I generally don’t like one-person shows. Because the onus is on one actor to relate a story, often without much more than narration, I find myself wishing I could just read the play. Thus, I headed to theSt. Vladimir Theatre to see the Toronto Fringe premier of The Women of Tu-Na House with some trepidation.
The one thing that gave me hope going in was that writer/actorNancy Eng had created a show in which she played a half-dozen characters. Thus, I hoped, there would likely be one or several characters I could latch onto. Sadly, it didn’t work out that way.
The Women of Tu-Na House practice a traditional Chinese massage technique at a New York massage parlour. As we learn through a series of vignettes, each woman ended up here under very different circumstances, and several of the women decided there was money to be made by offering additional services.
Interestingly, in the show’s program, Eng is quick to state that the women made their choices willingly and feel no shame in their actions. And yet, despite asserting that these women aren’t victims, at least half of the monologues tell stories of victimization, whether by husbands, home towns or customers.
But that aside, for me, the biggest challenge of the performance was Eng’s inability to inhabit the characters she portrayed. Although she told each character’s story—with some difficulty, as she routinely stumbled her lines—it never felt like she became those women. Try as she might, it was always Nancy Eng on stage and a bad French accent, for example, wasn’t about to change that.
The performance was also let down by a faulty sound system. Every time Eng changed character, the lights would go down and she would change costume. While this happened, the next character would explain her origin story in voice over. Unfortunately, the sound system kept garbling the voice over so that by the time the lights came up, I had no idea who Eng was portraying.
Seemingly recognizing the premiere’s challenges, she apologized to the audience during the curtain call for her rough voice and allergy issues. Even she, it seemed, felt that tonight’s performance wasn’t up to code.
The show has played to raves at other festivals; for example, it won Best of Solo at Hollywood Fringe. And I definitely thought there were some poignant and funny moments during the performance. I can only hope that the theatre and Eng manage to pull things together for the rest of the Toronto Fringe run.
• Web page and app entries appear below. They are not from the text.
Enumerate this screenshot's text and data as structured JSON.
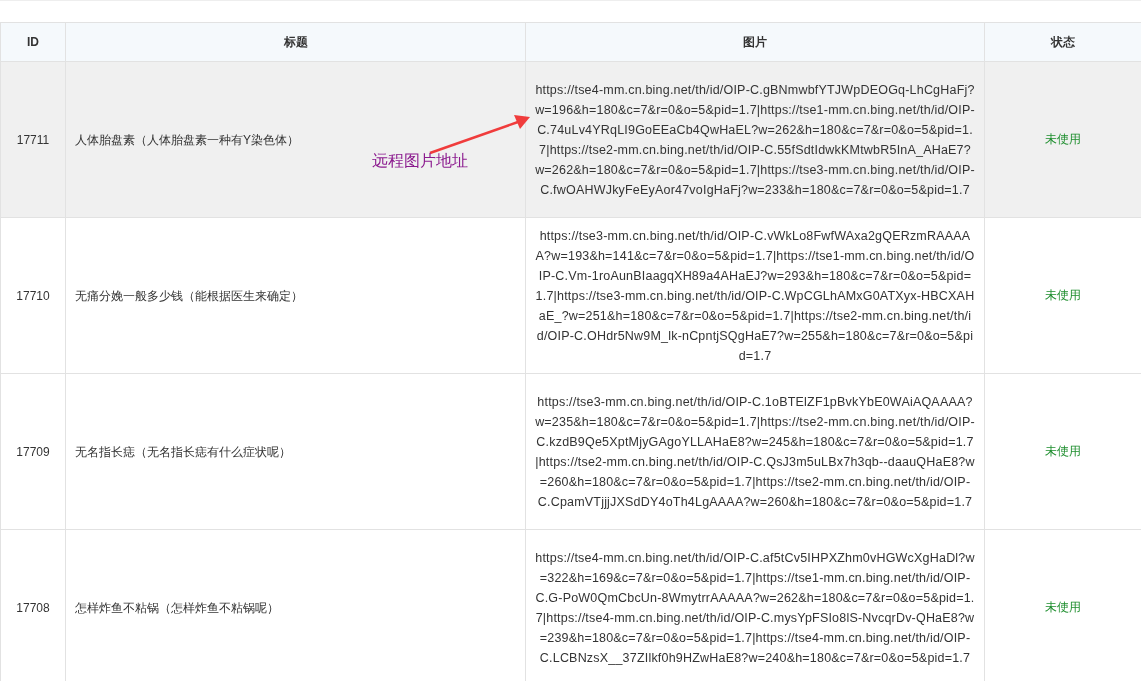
{
  "table": {
    "columns": [
      {
        "label": "ID"
      },
      {
        "label": "标题"
      },
      {
        "label": "图片"
      },
      {
        "label": "状态"
      }
    ],
    "rows": [
      {
        "id": "17711",
        "title": "人体胎盘素（人体胎盘素一种有Y染色体）",
        "image": "https://tse4-mm.cn.bing.net/th/id/OIP-C.gBNmwbfYTJWpDEOGq-LhCgHaFj?w=196&h=180&c=7&r=0&o=5&pid=1.7|https://tse1-mm.cn.bing.net/th/id/OIP-C.74uLv4YRqLI9GoEEaCb4QwHaEL?w=262&h=180&c=7&r=0&o=5&pid=1.7|https://tse2-mm.cn.bing.net/th/id/OIP-C.55fSdtIdwkKMtwbR5InA_AHaE7?w=262&h=180&c=7&r=0&o=5&pid=1.7|https://tse3-mm.cn.bing.net/th/id/OIP-C.fwOAHWJkyFeEyAor47voIgHaFj?w=233&h=180&c=7&r=0&o=5&pid=1.7",
        "status": "未使用",
        "highlighted": true
      },
      {
        "id": "17710",
        "title": "无痛分娩一般多少钱（能根据医生来确定）",
        "image": "https://tse3-mm.cn.bing.net/th/id/OIP-C.vWkLo8FwfWAxa2gQERzmRAAAAA?w=193&h=141&c=7&r=0&o=5&pid=1.7|https://tse1-mm.cn.bing.net/th/id/OIP-C.Vm-1roAunBIaagqXH89a4AHaEJ?w=293&h=180&c=7&r=0&o=5&pid=1.7|https://tse3-mm.cn.bing.net/th/id/OIP-C.WpCGLhAMxG0ATXyx-HBCXAHaE_?w=251&h=180&c=7&r=0&o=5&pid=1.7|https://tse2-mm.cn.bing.net/th/id/OIP-C.OHdr5Nw9M_lk-nCpntjSQgHaE7?w=255&h=180&c=7&r=0&o=5&pid=1.7",
        "status": "未使用",
        "highlighted": false
      },
      {
        "id": "17709",
        "title": "无名指长痣（无名指长痣有什么症状呢）",
        "image": "https://tse3-mm.cn.bing.net/th/id/OIP-C.1oBTElZF1pBvkYbE0WAiAQAAAA?w=235&h=180&c=7&r=0&o=5&pid=1.7|https://tse2-mm.cn.bing.net/th/id/OIP-C.kzdB9Qe5XptMjyGAgoYLLAHaE8?w=245&h=180&c=7&r=0&o=5&pid=1.7|https://tse2-mm.cn.bing.net/th/id/OIP-C.QsJ3m5uLBx7h3qb--daauQHaE8?w=260&h=180&c=7&r=0&o=5&pid=1.7|https://tse2-mm.cn.bing.net/th/id/OIP-C.CpamVTjjjJXSdDY4oTh4LgAAAA?w=260&h=180&c=7&r=0&o=5&pid=1.7",
        "status": "未使用",
        "highlighted": false
      },
      {
        "id": "17708",
        "title": "怎样炸鱼不粘锅（怎样炸鱼不粘锅呢）",
        "image": "https://tse4-mm.cn.bing.net/th/id/OIP-C.af5tCv5IHPXZhm0vHGWcXgHaDl?w=322&h=169&c=7&r=0&o=5&pid=1.7|https://tse1-mm.cn.bing.net/th/id/OIP-C.G-PoW0QmCbcUn-8WmytrrAAAAA?w=262&h=180&c=7&r=0&o=5&pid=1.7|https://tse4-mm.cn.bing.net/th/id/OIP-C.mysYpFSIo8lS-NvcqrDv-QHaE8?w=239&h=180&c=7&r=0&o=5&pid=1.7|https://tse4-mm.cn.bing.net/th/id/OIP-C.LCBNzsX__37ZIlkf0h9HZwHaE8?w=240&h=180&c=7&r=0&o=5&pid=1.7",
        "status": "未使用",
        "highlighted": false
      }
    ]
  },
  "annotation": {
    "label": "远程图片地址"
  }
}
[Adapted from a review that first appeared in Mooney on Theatre.]